    I have a gentlemen’s disagreement with Steve below when he says ” XDA energy 22.5 low pro duels would get better mileage than an Xone XDN2 single, because the XDA energy duels have a lower RR than the XDN2″ The X-One wide base tire would absolutely get better mileage. What burns diesel fuel are the sidewalls flexing. With wide base tires, you have 1/2 as many sidewalls flexing. And X-Ones have the strongest sidewall in the industry. I have worked with very closely with Michelin engineers on this issue.

    I personally would never run wide base super single tires without an Automatic Tire Inflation System. (ATIS) The ATIS is not to be confused with something like a tire pressure equalization system. Those cat-eye type thingys are lame and worthless. With a true ATIS, you will always have the 100% air pressure in the tire 100% of the time. You will never have a blow out, unless you run over some dynamite. You will also have a true run-flat system, or at least a leaking-tire-run-to-a-truck-stop system.

    ATIS is currently available for all trailers. An ATIS for tractor drive axles and straight trucks should be available in the 3rd. quarter of this year. We will be testing it for our Partner in the spring of this year.

    On the new trucks that we will be building we will have a 5 axle ATIS. Yes, you read correct. An ATIS on the steering tires as well.

    With ATIS and wide base tires, you will absolutely have a winner. You will absolutely burn less fuel and save unladen weight.

    Hope this helps.

    Bob Sliwa
    AirFlow Truck Company

  • Ed Godfrey

    Wendy, I highly recommend that you read the sections on the Michelin truck website. Especially the inflation charts. I just sold 4 used XDN2’s that had 300K miles on them and still had 12/32″ tread left. The guy put them on a Ford F650. My spread axle trailer has the same 300K on 4 XZUS’s and they have about 8/32″ tread life left.

    I have never had a blowout, but I run TPMS on all tires. I keep the trailer tires at 105 PSI and the drives at 90 PSI. You have to stay within 3/4 of the max air pressure for the DOT, but if you inflate the SS to max PSI, you will prematurely wear down the tires and get very good fuel mileage with reduced traction.

    I run lower PSI and get good fuel mileage with extended tire life and actual tire resale value. In fact I traded in my duals through Landstar for all of the SS I needed for the truck and trailer.
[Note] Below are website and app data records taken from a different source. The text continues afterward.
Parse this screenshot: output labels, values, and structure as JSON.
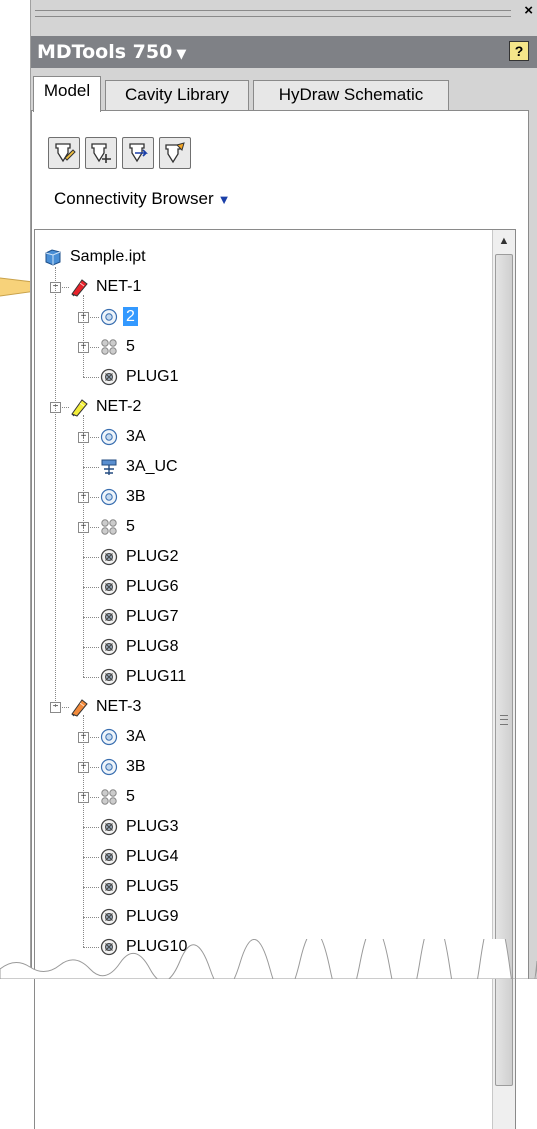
{
  "panel": {
    "title": "MDTools 750",
    "title_caret": "▼",
    "help_label": "?",
    "close_label": "×"
  },
  "tabs": [
    {
      "label": "Model",
      "active": true
    },
    {
      "label": "Cavity Library",
      "active": false
    },
    {
      "label": "HyDraw Schematic",
      "active": false
    }
  ],
  "toolbar": {
    "buttons": [
      {
        "icon": "edit-cavity-icon"
      },
      {
        "icon": "add-cavity-icon"
      },
      {
        "icon": "flow-cavity-icon"
      },
      {
        "icon": "settings-cavity-icon"
      }
    ]
  },
  "browser": {
    "label": "Connectivity Browser",
    "arrow": "▼"
  },
  "scroll_up": "▲",
  "tree": {
    "root": "Sample.ipt",
    "nets": [
      {
        "label": "NET-1",
        "color": "#e8232b",
        "children": [
          {
            "label": "2",
            "icon": "cavity-icon",
            "expandable": true,
            "selected": true
          },
          {
            "label": "5",
            "icon": "cavity-array-icon",
            "expandable": true
          },
          {
            "label": "PLUG1",
            "icon": "plug-icon",
            "expandable": false
          }
        ]
      },
      {
        "label": "NET-2",
        "color": "#f3ee3a",
        "children": [
          {
            "label": "3A",
            "icon": "cavity-icon",
            "expandable": true
          },
          {
            "label": "3A_UC",
            "icon": "port-icon",
            "expandable": false
          },
          {
            "label": "3B",
            "icon": "cavity-icon",
            "expandable": true
          },
          {
            "label": "5",
            "icon": "cavity-array-icon",
            "expandable": true
          },
          {
            "label": "PLUG2",
            "icon": "plug-icon",
            "expandable": false
          },
          {
            "label": "PLUG6",
            "icon": "plug-icon",
            "expandable": false
          },
          {
            "label": "PLUG7",
            "icon": "plug-icon",
            "expandable": false
          },
          {
            "label": "PLUG8",
            "icon": "plug-icon",
            "expandable": false
          },
          {
            "label": "PLUG11",
            "icon": "plug-icon",
            "expandable": false
          }
        ]
      },
      {
        "label": "NET-3",
        "color": "#f28a3b",
        "children": [
          {
            "label": "3A",
            "icon": "cavity-icon",
            "expandable": true
          },
          {
            "label": "3B",
            "icon": "cavity-icon",
            "expandable": true
          },
          {
            "label": "5",
            "icon": "cavity-array-icon",
            "expandable": true
          },
          {
            "label": "PLUG3",
            "icon": "plug-icon",
            "expandable": false
          },
          {
            "label": "PLUG4",
            "icon": "plug-icon",
            "expandable": false
          },
          {
            "label": "PLUG5",
            "icon": "plug-icon",
            "expandable": false
          },
          {
            "label": "PLUG9",
            "icon": "plug-icon",
            "expandable": false
          },
          {
            "label": "PLUG10",
            "icon": "plug-icon",
            "expandable": false
          }
        ]
      }
    ]
  },
  "colors": {
    "titlebar": "#7f8186",
    "selection": "#3399ff",
    "callout": "#f7d27a"
  }
}
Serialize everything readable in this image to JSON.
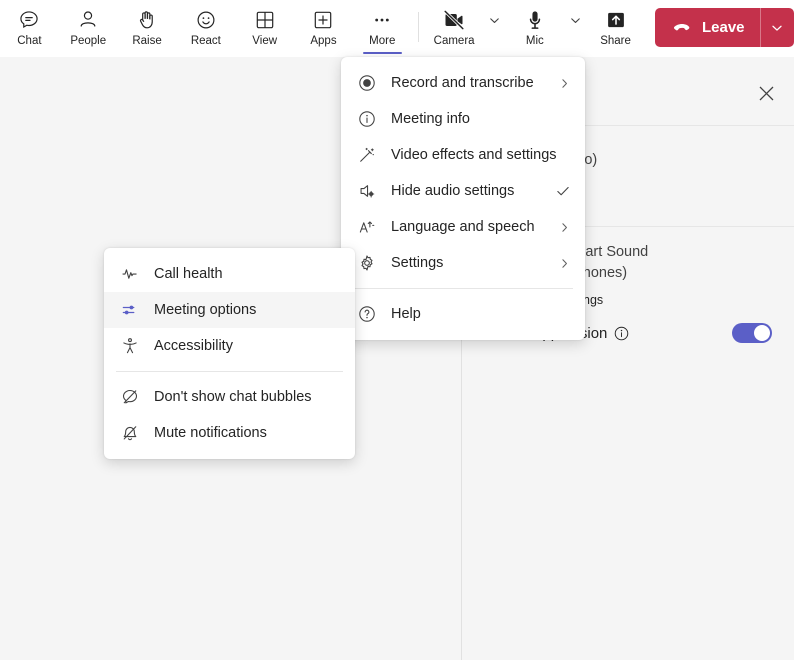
{
  "toolbar": {
    "items": [
      {
        "label": "Chat",
        "icon": "chat-icon"
      },
      {
        "label": "People",
        "icon": "people-icon"
      },
      {
        "label": "Raise",
        "icon": "raise-hand-icon"
      },
      {
        "label": "React",
        "icon": "react-emoji-icon"
      },
      {
        "label": "View",
        "icon": "view-grid-icon"
      },
      {
        "label": "Apps",
        "icon": "apps-plus-icon"
      },
      {
        "label": "More",
        "icon": "more-ellipsis-icon"
      }
    ],
    "active_item": "More",
    "camera": {
      "label": "Camera",
      "icon": "camera-off-icon"
    },
    "mic": {
      "label": "Mic",
      "icon": "microphone-icon"
    },
    "share": {
      "label": "Share",
      "icon": "share-up-arrow-icon"
    },
    "leave": {
      "label": "Leave",
      "icon": "hang-up-phone-icon"
    },
    "accent_color": "#5b5fc7",
    "leave_color": "#c4314b"
  },
  "more_menu": {
    "items": [
      {
        "label": "Record and transcribe",
        "icon": "record-circle-icon",
        "chevron": true,
        "check": false
      },
      {
        "label": "Meeting info",
        "icon": "info-circle-icon",
        "chevron": false,
        "check": false
      },
      {
        "label": "Video effects and settings",
        "icon": "magic-wand-icon",
        "chevron": false,
        "check": false
      },
      {
        "label": "Hide audio settings",
        "icon": "speaker-gear-icon",
        "chevron": false,
        "check": true
      },
      {
        "label": "Language and speech",
        "icon": "text-language-icon",
        "chevron": true,
        "check": false
      },
      {
        "label": "Settings",
        "icon": "gear-icon",
        "chevron": true,
        "check": false
      }
    ],
    "footer": {
      "label": "Help",
      "icon": "help-question-icon"
    }
  },
  "settings_submenu": {
    "items": [
      {
        "label": "Call health",
        "icon": "pulse-waveform-icon",
        "highlight": false
      },
      {
        "label": "Meeting options",
        "icon": "sliders-options-icon",
        "highlight": true
      },
      {
        "label": "Accessibility",
        "icon": "accessibility-person-icon",
        "highlight": false
      }
    ],
    "items_after_separator": [
      {
        "label": "Don't show chat bubbles",
        "icon": "chat-bubble-off-icon"
      },
      {
        "label": "Mute notifications",
        "icon": "bell-off-icon"
      }
    ]
  },
  "audio_panel": {
    "close_icon": "close-icon",
    "speaker_device": "(Realtek(R) Audio)",
    "speaker_device_alt": "altek(R) Audio)",
    "mic_device_line1": "Array (Intel® Smart Sound",
    "mic_device_line2": "or Digital Microphones)",
    "advanced_settings_label": "Advanced settings",
    "noise_suppression_label": "Noise suppression",
    "noise_suppression_info_icon": "info-circle-icon",
    "noise_suppression_on": true,
    "toggle_color": "#5b5fc7"
  }
}
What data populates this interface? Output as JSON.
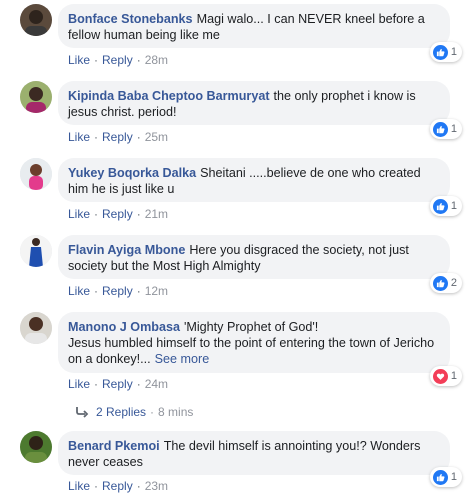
{
  "comments": [
    {
      "author": "Bonface Stonebanks",
      "text": "Magi walo... I can NEVER kneel before a fellow human being like me",
      "reaction": {
        "type": "like",
        "count": "1"
      },
      "like_label": "Like",
      "reply_label": "Reply",
      "time": "28m"
    },
    {
      "author": "Kipinda Baba Cheptoo Barmuryat",
      "text": "the only prophet i know is jesus christ. period!",
      "reaction": {
        "type": "like",
        "count": "1"
      },
      "like_label": "Like",
      "reply_label": "Reply",
      "time": "25m"
    },
    {
      "author": "Yukey Boqorka Dalka",
      "text": "Sheitani .....believe de one who created him he is just like u",
      "reaction": {
        "type": "like",
        "count": "1"
      },
      "like_label": "Like",
      "reply_label": "Reply",
      "time": "21m"
    },
    {
      "author": "Flavin Ayiga Mbone",
      "text": "Here you disgraced the society, not just society but the Most High Almighty",
      "reaction": {
        "type": "like",
        "count": "2"
      },
      "like_label": "Like",
      "reply_label": "Reply",
      "time": "12m"
    },
    {
      "author": "Manono J Ombasa",
      "text": "'Mighty Prophet of God'!",
      "text2": "Jesus humbled himself to the point of entering the town of Jericho on a donkey!...",
      "see_more": "See more",
      "reaction": {
        "type": "love",
        "count": "1"
      },
      "like_label": "Like",
      "reply_label": "Reply",
      "time": "24m",
      "replies_label": "2 Replies",
      "replies_time": "8 mins"
    },
    {
      "author": "Benard Pkemoi",
      "text": "The devil himself is annointing you!? Wonders never ceases",
      "reaction": {
        "type": "like",
        "count": "1"
      },
      "like_label": "Like",
      "reply_label": "Reply",
      "time": "23m"
    }
  ],
  "separator": "·",
  "colors": {
    "link": "#385898",
    "like": "#2078f4",
    "love": "#f33e58",
    "bubble": "#f2f3f5"
  }
}
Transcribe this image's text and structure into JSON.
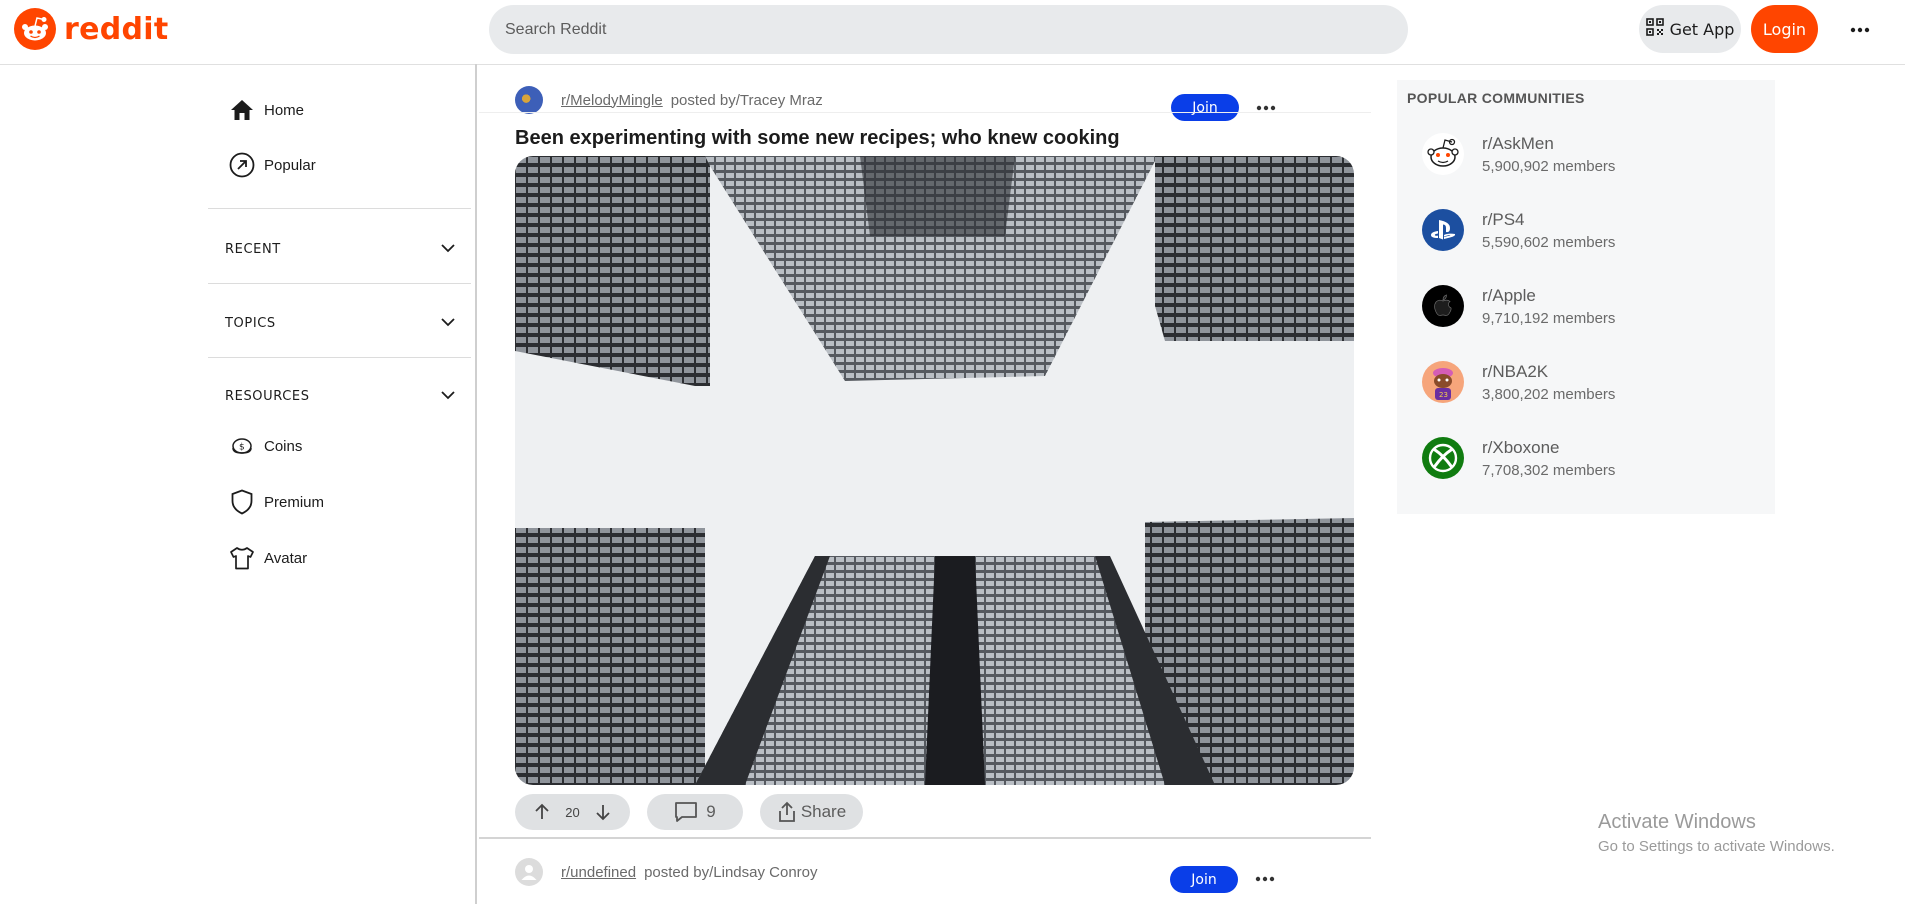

Even after 300K on the tires, the resale made it a break even. I used the tires for 3 years at no cost to me.

    I save about 15K a year on average since I switched from duals to supers. Regardless of whether you go with recaps or virgin rubber, keep on top of the PSI! VERY IMPORTANT! I highly recommend TPMS on all tires. It will run you about $500 and I use PressurePro.

    You should adjust your PSI to your load weight. Super singles don’t like light weight running. They were designed to be run with a load.
    Starting on page 69 in this Michelin Manual is an excellent reference when determining the proper tire inflation for your application. Read it and it will serve you two well for the rest of your trucking career. In fact it will teach you more than you ever wanted to know about tires on any vehicle.

    Be safe and good luck!

  • Laine

    L.A Parkinson Trucking Rigby Id I ran them on 1 truck and 5 trailers for 5 years.. when i got them off the duals had better fuel mileage and better tire life than the super singles. I figure the single cost me more than 15000.00 dollars a year more with maintanence and road calls. you have to rotate them alot and recap them with a lot of tread left. i could not get rid of them fast enough…… Laine Parkinson ..Pres.

  • Rich

    How will super singles do on a spread axle Flatbed ? How does it handle with the turns etc.

  • Steve

    I would think that they would still scrub in the turns. I’m not sure if I’d run them on a spread, but I’ve seen them on a spread before. I’d probably just run the lowest rolling resistance duels I could find. strives to maintain an open forum for reader opinions. Click here to read our comment policy.